## TASK INSTRUCTIONS
I'd like the entries reproduced exactly, with the images omitted.

[Data about app and page elements]
=== Section Start ===
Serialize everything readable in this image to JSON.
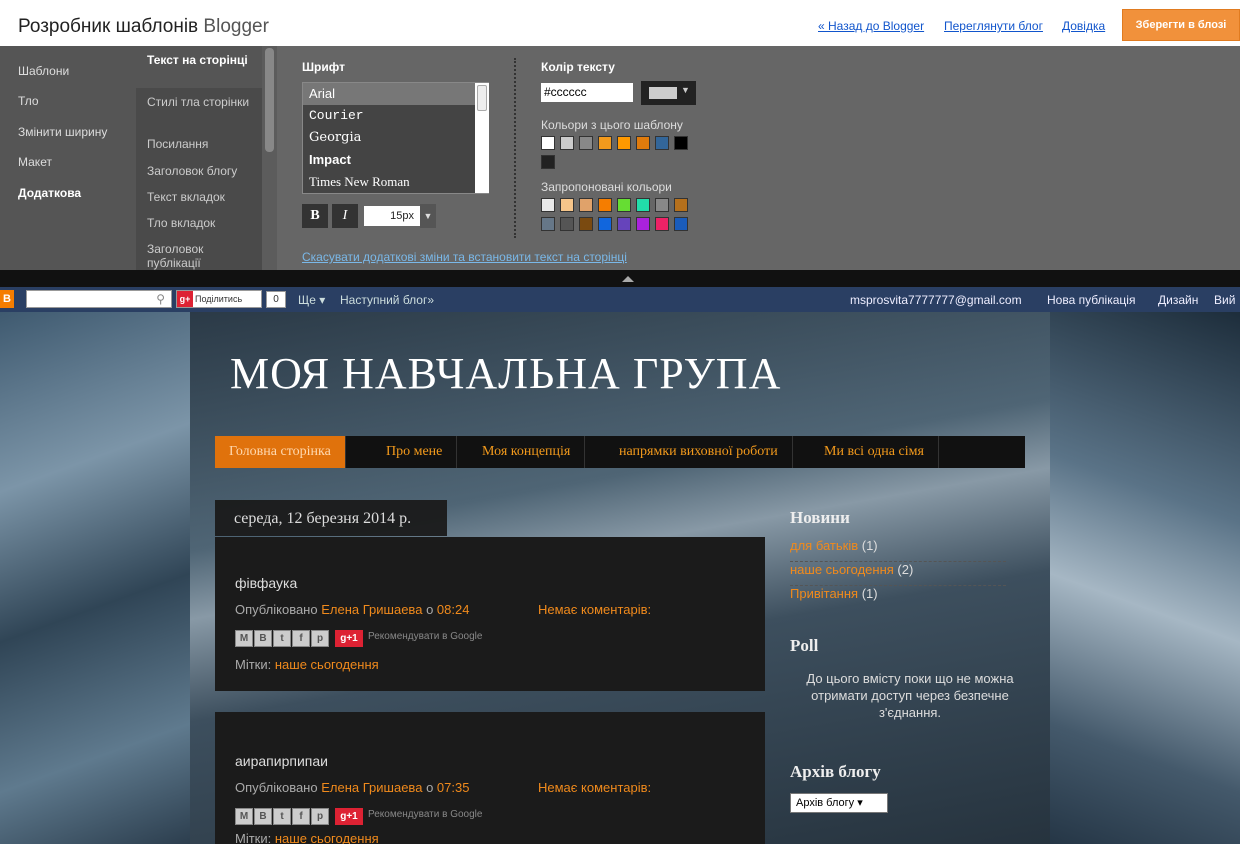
{
  "top": {
    "title_main": "Розробник шаблонів",
    "title_sub": "Blogger",
    "links": [
      "« Назад до Blogger",
      "Переглянути блог",
      "Довідка"
    ],
    "save_label": "Зберегти в блозі"
  },
  "designer": {
    "nav1": [
      "Шаблони",
      "Тло",
      "Змінити ширину",
      "Макет",
      "Додаткова"
    ],
    "nav2_active": "Текст на сторінці",
    "nav2": [
      "Стилі тла сторінки",
      "Посилання",
      "Заголовок блогу",
      "Текст вкладок",
      "Тло вкладок",
      "Заголовок публікації"
    ],
    "font_heading": "Шрифт",
    "fonts": [
      "Arial",
      "Courier",
      "Georgia",
      "Impact",
      "Times New Roman"
    ],
    "bold_label": "B",
    "italic_label": "I",
    "font_size": "15px",
    "text_color_heading": "Колір тексту",
    "hex_value": "#cccccc",
    "template_colors_label": "Кольори з цього шаблону",
    "template_colors": [
      "#ffffff",
      "#cccccc",
      "#888888",
      "#f39a1c",
      "#ff9900",
      "#e07b0c",
      "#336699",
      "#000000",
      "#222222"
    ],
    "suggested_colors_label": "Запропоновані кольори",
    "suggested_colors": [
      "#e8e8e8",
      "#f6c58a",
      "#e0a26a",
      "#f57d00",
      "#66dd33",
      "#22ddaa",
      "#888888",
      "#b5701c",
      "#667788",
      "#555555",
      "#7a4a10",
      "#1166dd",
      "#6644bb",
      "#aa22dd",
      "#ee2266",
      "#1a5cbb"
    ],
    "cancel_link": "Скасувати додаткові зміни та встановити текст на сторінці"
  },
  "navbar": {
    "logo": "B",
    "share_label": "Поділитись",
    "share_count": "0",
    "more": "Ще ▾",
    "next_blog": "Наступний блог»",
    "email": "msprosvita7777777@gmail.com",
    "new_post": "Нова публікація",
    "design": "Дизайн",
    "exit": "Вий"
  },
  "blog": {
    "title": "МОЯ НАВЧАЛЬНА ГРУПА",
    "tabs": [
      "Головна сторінка",
      "Про мене",
      "Моя концепція",
      "напрямки виховної роботи",
      "Ми всі одна сімя"
    ],
    "date": "середа, 12 березня 2014 р.",
    "posts": [
      {
        "title": "фівфаука",
        "published_prefix": "Опубліковано",
        "author": "Елена Гришаева",
        "at": "о",
        "time": "08:24",
        "comments": "Немає коментарів:",
        "recommend": "Рекомендувати в Google",
        "tags_label": "Мітки:",
        "tag": "наше сьогодення"
      },
      {
        "title": "аирапирпипаи",
        "published_prefix": "Опубліковано",
        "author": "Елена Гришаева",
        "at": "о",
        "time": "07:35",
        "comments": "Немає коментарів:",
        "recommend": "Рекомендувати в Google",
        "tags_label": "Мітки:",
        "tag": "наше сьогодення"
      }
    ],
    "sidebar": {
      "news_heading": "Новини",
      "news": [
        {
          "label": "для батьків",
          "count": "(1)"
        },
        {
          "label": "наше сьогодення",
          "count": "(2)"
        },
        {
          "label": "Привітання",
          "count": "(1)"
        }
      ],
      "poll_heading": "Poll",
      "poll_text": "До цього вмісту поки що не можна отримати доступ через безпечне з'єднання.",
      "archive_heading": "Архів блогу",
      "archive_select": "Архів блогу ▾"
    }
  }
}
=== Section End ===
## REPLY TO THE EXERCISE
Serialize everything readable in this image to JSON.
{
  "top": {
    "title_main": "Розробник шаблонів",
    "title_sub": "Blogger",
    "links": [
      "« Назад до Blogger",
      "Переглянути блог",
      "Довідка"
    ],
    "save_label": "Зберегти в блозі"
  },
  "designer": {
    "nav1": [
      "Шаблони",
      "Тло",
      "Змінити ширину",
      "Макет",
      "Додаткова"
    ],
    "nav2_active": "Текст на сторінці",
    "nav2": [
      "Стилі тла сторінки",
      "Посилання",
      "Заголовок блогу",
      "Текст вкладок",
      "Тло вкладок",
      "Заголовок публікації"
    ],
    "font_heading": "Шрифт",
    "fonts": [
      "Arial",
      "Courier",
      "Georgia",
      "Impact",
      "Times New Roman"
    ],
    "bold_label": "B",
    "italic_label": "I",
    "font_size": "15px",
    "text_color_heading": "Колір тексту",
    "hex_value": "#cccccc",
    "template_colors_label": "Кольори з цього шаблону",
    "template_colors": [
      "#ffffff",
      "#cccccc",
      "#888888",
      "#f39a1c",
      "#ff9900",
      "#e07b0c",
      "#336699",
      "#000000",
      "#222222"
    ],
    "suggested_colors_label": "Запропоновані кольори",
    "suggested_colors": [
      "#e8e8e8",
      "#f6c58a",
      "#e0a26a",
      "#f57d00",
      "#66dd33",
      "#22ddaa",
      "#888888",
      "#b5701c",
      "#667788",
      "#555555",
      "#7a4a10",
      "#1166dd",
      "#6644bb",
      "#aa22dd",
      "#ee2266",
      "#1a5cbb"
    ],
    "cancel_link": "Скасувати додаткові зміни та встановити текст на сторінці"
  },
  "navbar": {
    "logo": "B",
    "share_label": "Поділитись",
    "share_count": "0",
    "more": "Ще ▾",
    "next_blog": "Наступний блог»",
    "email": "msprosvita7777777@gmail.com",
    "new_post": "Нова публікація",
    "design": "Дизайн",
    "exit": "Вий"
  },
  "blog": {
    "title": "МОЯ НАВЧАЛЬНА ГРУПА",
    "tabs": [
      "Головна сторінка",
      "Про мене",
      "Моя концепція",
      "напрямки виховної роботи",
      "Ми всі одна сімя"
    ],
    "date": "середа, 12 березня 2014 р.",
    "posts": [
      {
        "title": "фівфаука",
        "published_prefix": "Опубліковано",
        "author": "Елена Гришаева",
        "at": "о",
        "time": "08:24",
        "comments": "Немає коментарів:",
        "recommend": "Рекомендувати в Google",
        "tags_label": "Мітки:",
        "tag": "наше сьогодення"
      },
      {
        "title": "аирапирпипаи",
        "published_prefix": "Опубліковано",
        "author": "Елена Гришаева",
        "at": "о",
        "time": "07:35",
        "comments": "Немає коментарів:",
        "recommend": "Рекомендувати в Google",
        "tags_label": "Мітки:",
        "tag": "наше сьогодення"
      }
    ],
    "sidebar": {
      "news_heading": "Новини",
      "news": [
        {
          "label": "для батьків",
          "count": "(1)"
        },
        {
          "label": "наше сьогодення",
          "count": "(2)"
        },
        {
          "label": "Привітання",
          "count": "(1)"
        }
      ],
      "poll_heading": "Poll",
      "poll_text": "До цього вмісту поки що не можна отримати доступ через безпечне з'єднання.",
      "archive_heading": "Архів блогу",
      "archive_select": "Архів блогу ▾"
    }
  }
}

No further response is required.